* Website and app data records:
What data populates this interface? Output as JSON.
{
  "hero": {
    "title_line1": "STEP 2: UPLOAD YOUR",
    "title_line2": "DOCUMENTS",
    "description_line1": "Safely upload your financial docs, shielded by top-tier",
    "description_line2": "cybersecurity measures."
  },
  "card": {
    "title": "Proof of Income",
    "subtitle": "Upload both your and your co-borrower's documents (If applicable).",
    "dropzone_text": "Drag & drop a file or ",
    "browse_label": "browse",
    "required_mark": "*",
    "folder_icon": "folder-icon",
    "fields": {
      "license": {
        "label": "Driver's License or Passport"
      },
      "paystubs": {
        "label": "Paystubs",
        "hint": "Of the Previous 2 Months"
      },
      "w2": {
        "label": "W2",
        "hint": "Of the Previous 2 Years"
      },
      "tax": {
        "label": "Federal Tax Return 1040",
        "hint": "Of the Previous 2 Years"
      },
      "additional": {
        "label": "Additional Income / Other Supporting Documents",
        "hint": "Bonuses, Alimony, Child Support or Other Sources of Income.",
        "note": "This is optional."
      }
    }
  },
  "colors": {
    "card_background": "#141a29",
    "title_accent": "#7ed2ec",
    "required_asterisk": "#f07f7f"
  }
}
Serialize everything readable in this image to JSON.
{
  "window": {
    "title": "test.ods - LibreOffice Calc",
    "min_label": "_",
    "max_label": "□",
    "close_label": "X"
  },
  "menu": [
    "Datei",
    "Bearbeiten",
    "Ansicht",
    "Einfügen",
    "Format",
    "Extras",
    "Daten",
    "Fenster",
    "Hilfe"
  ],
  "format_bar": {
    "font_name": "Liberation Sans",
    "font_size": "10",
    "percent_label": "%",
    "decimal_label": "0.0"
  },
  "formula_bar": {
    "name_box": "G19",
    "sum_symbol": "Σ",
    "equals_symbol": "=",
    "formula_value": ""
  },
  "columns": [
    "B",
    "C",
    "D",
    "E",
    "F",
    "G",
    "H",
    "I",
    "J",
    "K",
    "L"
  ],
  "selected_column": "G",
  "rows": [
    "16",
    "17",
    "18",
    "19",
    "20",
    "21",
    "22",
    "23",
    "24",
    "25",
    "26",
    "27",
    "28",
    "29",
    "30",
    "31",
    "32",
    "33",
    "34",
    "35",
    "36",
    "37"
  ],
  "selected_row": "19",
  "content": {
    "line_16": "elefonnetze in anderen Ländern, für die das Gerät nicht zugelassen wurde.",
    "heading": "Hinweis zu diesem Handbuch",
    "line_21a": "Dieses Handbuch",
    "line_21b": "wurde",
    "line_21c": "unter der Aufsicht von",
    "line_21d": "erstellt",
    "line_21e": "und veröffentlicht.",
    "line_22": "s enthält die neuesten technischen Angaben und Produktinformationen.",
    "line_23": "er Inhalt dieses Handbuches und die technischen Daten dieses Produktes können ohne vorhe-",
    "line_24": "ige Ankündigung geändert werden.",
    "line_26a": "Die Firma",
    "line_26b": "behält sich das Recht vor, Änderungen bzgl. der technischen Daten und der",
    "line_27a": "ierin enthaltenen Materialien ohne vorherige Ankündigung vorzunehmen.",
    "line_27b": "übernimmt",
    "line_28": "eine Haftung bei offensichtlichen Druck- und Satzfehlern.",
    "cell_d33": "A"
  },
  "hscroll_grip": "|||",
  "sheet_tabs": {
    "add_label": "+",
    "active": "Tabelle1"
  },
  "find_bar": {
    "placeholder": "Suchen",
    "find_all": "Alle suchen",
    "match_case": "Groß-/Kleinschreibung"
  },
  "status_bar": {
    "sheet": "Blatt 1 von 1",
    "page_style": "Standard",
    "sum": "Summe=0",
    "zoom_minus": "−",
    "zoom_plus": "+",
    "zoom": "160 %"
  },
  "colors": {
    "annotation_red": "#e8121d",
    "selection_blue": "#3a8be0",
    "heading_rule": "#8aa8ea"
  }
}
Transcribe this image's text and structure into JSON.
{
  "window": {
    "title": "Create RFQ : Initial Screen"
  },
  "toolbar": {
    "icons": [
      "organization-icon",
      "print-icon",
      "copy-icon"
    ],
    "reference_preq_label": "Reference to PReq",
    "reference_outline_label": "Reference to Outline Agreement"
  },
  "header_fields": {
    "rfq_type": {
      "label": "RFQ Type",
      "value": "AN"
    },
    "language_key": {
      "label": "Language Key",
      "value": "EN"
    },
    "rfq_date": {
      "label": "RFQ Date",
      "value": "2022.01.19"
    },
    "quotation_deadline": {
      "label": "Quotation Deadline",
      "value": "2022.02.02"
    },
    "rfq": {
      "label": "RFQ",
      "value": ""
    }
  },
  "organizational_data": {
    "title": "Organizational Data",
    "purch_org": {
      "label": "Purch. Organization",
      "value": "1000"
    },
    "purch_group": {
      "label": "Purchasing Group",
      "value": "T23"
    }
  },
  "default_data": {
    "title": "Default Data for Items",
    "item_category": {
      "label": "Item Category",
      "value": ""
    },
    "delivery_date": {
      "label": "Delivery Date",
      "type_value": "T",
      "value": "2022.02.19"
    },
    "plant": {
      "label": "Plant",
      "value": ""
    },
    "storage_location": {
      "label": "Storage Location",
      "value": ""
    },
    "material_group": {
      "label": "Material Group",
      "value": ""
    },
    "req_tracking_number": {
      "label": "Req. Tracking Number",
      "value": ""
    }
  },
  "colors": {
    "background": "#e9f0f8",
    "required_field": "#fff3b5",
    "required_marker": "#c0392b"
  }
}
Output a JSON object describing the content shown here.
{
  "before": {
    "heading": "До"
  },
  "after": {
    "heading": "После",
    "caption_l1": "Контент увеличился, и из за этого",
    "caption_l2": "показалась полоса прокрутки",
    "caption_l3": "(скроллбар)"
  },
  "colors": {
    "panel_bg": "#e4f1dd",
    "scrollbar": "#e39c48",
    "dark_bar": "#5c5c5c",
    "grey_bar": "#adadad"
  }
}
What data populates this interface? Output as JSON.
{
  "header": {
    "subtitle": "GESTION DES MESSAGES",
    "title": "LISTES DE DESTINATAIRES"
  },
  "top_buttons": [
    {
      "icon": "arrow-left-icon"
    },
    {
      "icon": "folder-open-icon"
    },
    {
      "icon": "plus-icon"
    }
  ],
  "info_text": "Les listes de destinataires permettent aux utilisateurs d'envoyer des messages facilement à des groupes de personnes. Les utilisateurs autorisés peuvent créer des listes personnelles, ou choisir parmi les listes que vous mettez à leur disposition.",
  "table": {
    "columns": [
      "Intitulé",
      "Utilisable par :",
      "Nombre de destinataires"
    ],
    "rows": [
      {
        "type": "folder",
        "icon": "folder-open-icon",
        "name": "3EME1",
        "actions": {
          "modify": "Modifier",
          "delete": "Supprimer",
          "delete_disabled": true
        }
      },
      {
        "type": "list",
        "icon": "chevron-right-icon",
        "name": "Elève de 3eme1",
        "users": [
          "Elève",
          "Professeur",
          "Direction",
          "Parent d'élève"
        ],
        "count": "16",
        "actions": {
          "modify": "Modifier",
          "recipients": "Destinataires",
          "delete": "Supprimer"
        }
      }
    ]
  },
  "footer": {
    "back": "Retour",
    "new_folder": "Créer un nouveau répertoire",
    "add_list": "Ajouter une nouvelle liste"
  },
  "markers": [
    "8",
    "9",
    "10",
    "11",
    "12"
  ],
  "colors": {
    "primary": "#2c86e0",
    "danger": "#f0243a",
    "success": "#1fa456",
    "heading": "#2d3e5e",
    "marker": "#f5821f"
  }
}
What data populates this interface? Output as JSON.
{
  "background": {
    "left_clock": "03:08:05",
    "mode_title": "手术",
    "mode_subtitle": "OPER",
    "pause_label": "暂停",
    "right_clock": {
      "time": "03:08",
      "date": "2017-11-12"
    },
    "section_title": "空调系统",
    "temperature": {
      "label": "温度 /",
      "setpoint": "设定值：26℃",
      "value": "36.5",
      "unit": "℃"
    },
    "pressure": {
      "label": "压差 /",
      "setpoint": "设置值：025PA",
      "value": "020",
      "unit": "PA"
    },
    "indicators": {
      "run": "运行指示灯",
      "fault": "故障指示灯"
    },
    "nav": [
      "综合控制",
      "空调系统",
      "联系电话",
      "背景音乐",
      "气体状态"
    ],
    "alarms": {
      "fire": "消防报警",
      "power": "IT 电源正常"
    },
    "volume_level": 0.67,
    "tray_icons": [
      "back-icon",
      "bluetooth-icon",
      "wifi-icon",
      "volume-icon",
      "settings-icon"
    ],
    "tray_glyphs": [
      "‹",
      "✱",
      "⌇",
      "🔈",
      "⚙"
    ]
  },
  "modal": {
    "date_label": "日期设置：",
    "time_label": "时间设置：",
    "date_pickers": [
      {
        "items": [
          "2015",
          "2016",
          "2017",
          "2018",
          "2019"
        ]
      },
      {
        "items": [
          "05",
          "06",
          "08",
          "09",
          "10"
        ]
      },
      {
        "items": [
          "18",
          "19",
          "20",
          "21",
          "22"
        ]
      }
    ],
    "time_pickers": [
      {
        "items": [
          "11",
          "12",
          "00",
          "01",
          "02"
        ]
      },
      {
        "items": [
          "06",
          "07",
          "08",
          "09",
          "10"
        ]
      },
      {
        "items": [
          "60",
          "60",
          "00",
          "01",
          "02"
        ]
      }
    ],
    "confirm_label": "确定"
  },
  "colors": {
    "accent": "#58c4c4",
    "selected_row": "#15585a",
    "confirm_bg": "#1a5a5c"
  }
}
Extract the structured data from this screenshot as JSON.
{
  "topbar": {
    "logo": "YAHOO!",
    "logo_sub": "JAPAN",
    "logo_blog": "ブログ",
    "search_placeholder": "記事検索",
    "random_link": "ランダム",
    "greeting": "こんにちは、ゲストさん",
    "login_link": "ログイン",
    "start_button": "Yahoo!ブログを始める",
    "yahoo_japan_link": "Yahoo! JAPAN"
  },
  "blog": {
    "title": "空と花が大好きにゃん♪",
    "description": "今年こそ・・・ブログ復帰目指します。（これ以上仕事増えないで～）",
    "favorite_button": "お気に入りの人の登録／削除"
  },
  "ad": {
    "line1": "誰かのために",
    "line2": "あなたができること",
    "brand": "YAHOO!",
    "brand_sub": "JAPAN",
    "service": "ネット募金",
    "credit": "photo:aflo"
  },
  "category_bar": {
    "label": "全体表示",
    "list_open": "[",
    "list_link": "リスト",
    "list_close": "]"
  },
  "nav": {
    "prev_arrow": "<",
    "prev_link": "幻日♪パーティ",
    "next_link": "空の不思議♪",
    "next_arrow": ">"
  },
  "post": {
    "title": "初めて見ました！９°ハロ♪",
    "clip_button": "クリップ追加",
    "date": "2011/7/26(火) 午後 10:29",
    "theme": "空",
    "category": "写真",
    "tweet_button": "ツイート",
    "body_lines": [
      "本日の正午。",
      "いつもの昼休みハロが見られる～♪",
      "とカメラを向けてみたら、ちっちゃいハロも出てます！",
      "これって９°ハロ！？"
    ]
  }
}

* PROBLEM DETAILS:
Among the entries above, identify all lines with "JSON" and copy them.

* RESPONSE TO THIS TASK:
What data populates this interface? Output as JSON.
Serialize everything readable in this image to JSON.
Transcribe this image's text and structure into JSON.
Output a JSON object describing the content shown here.
What data populates this interface? Output as JSON.
What data populates this interface? Output as JSON.
Extract the structured data from this screenshot as JSON.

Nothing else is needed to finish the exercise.